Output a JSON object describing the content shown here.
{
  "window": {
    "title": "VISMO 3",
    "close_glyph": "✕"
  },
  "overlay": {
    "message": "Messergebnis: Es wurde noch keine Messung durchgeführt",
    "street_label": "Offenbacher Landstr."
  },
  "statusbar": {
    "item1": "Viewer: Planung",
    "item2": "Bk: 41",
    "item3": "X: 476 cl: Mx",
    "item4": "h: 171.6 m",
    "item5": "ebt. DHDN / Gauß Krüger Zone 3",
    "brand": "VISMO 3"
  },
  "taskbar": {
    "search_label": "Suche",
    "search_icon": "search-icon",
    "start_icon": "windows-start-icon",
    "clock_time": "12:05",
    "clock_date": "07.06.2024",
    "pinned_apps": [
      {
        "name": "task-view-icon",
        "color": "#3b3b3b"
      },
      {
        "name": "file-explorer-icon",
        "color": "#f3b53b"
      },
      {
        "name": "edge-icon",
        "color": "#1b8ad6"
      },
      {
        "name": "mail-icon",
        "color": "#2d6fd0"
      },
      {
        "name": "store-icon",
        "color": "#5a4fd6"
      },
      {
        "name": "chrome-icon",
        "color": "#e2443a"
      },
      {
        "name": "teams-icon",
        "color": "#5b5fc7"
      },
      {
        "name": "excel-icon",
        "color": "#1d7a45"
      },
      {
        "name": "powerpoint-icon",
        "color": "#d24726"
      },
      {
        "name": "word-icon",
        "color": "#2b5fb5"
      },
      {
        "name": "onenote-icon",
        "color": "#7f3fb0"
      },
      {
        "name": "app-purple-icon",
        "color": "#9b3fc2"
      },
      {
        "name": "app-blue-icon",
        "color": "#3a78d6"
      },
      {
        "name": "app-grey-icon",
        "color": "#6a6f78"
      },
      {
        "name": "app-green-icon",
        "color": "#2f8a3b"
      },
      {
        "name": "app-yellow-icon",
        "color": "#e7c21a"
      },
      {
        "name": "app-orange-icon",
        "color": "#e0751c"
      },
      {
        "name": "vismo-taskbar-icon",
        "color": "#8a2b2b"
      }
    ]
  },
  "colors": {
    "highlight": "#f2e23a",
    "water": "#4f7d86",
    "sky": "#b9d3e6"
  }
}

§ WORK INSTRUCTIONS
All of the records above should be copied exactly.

§ SOLUTION TO THIS EXERCISE
Output a JSON object describing the content shown here.
{
  "window": {
    "title": "VISMO 3",
    "close_glyph": "✕"
  },
  "overlay": {
    "message": "Messergebnis: Es wurde noch keine Messung durchgeführt",
    "street_label": "Offenbacher Landstr."
  },
  "statusbar": {
    "item1": "Viewer: Planung",
    "item2": "Bk: 41",
    "item3": "X: 476 cl: Mx",
    "item4": "h: 171.6 m",
    "item5": "ebt. DHDN / Gauß Krüger Zone 3",
    "brand": "VISMO 3"
  },
  "taskbar": {
    "search_label": "Suche",
    "search_icon": "search-icon",
    "start_icon": "windows-start-icon",
    "clock_time": "12:05",
    "clock_date": "07.06.2024",
    "pinned_apps": [
      {
        "name": "task-view-icon",
        "color": "#3b3b3b"
      },
      {
        "name": "file-explorer-icon",
        "color": "#f3b53b"
      },
      {
        "name": "edge-icon",
        "color": "#1b8ad6"
      },
      {
        "name": "mail-icon",
        "color": "#2d6fd0"
      },
      {
        "name": "store-icon",
        "color": "#5a4fd6"
      },
      {
        "name": "chrome-icon",
        "color": "#e2443a"
      },
      {
        "name": "teams-icon",
        "color": "#5b5fc7"
      },
      {
        "name": "excel-icon",
        "color": "#1d7a45"
      },
      {
        "name": "powerpoint-icon",
        "color": "#d24726"
      },
      {
        "name": "word-icon",
        "color": "#2b5fb5"
      },
      {
        "name": "onenote-icon",
        "color": "#7f3fb0"
      },
      {
        "name": "app-purple-icon",
        "color": "#9b3fc2"
      },
      {
        "name": "app-blue-icon",
        "color": "#3a78d6"
      },
      {
        "name": "app-grey-icon",
        "color": "#6a6f78"
      },
      {
        "name": "app-green-icon",
        "color": "#2f8a3b"
      },
      {
        "name": "app-yellow-icon",
        "color": "#e7c21a"
      },
      {
        "name": "app-orange-icon",
        "color": "#e0751c"
      },
      {
        "name": "vismo-taskbar-icon",
        "color": "#8a2b2b"
      }
    ]
  },
  "colors": {
    "highlight": "#f2e23a",
    "water": "#4f7d86",
    "sky": "#b9d3e6"
  }
}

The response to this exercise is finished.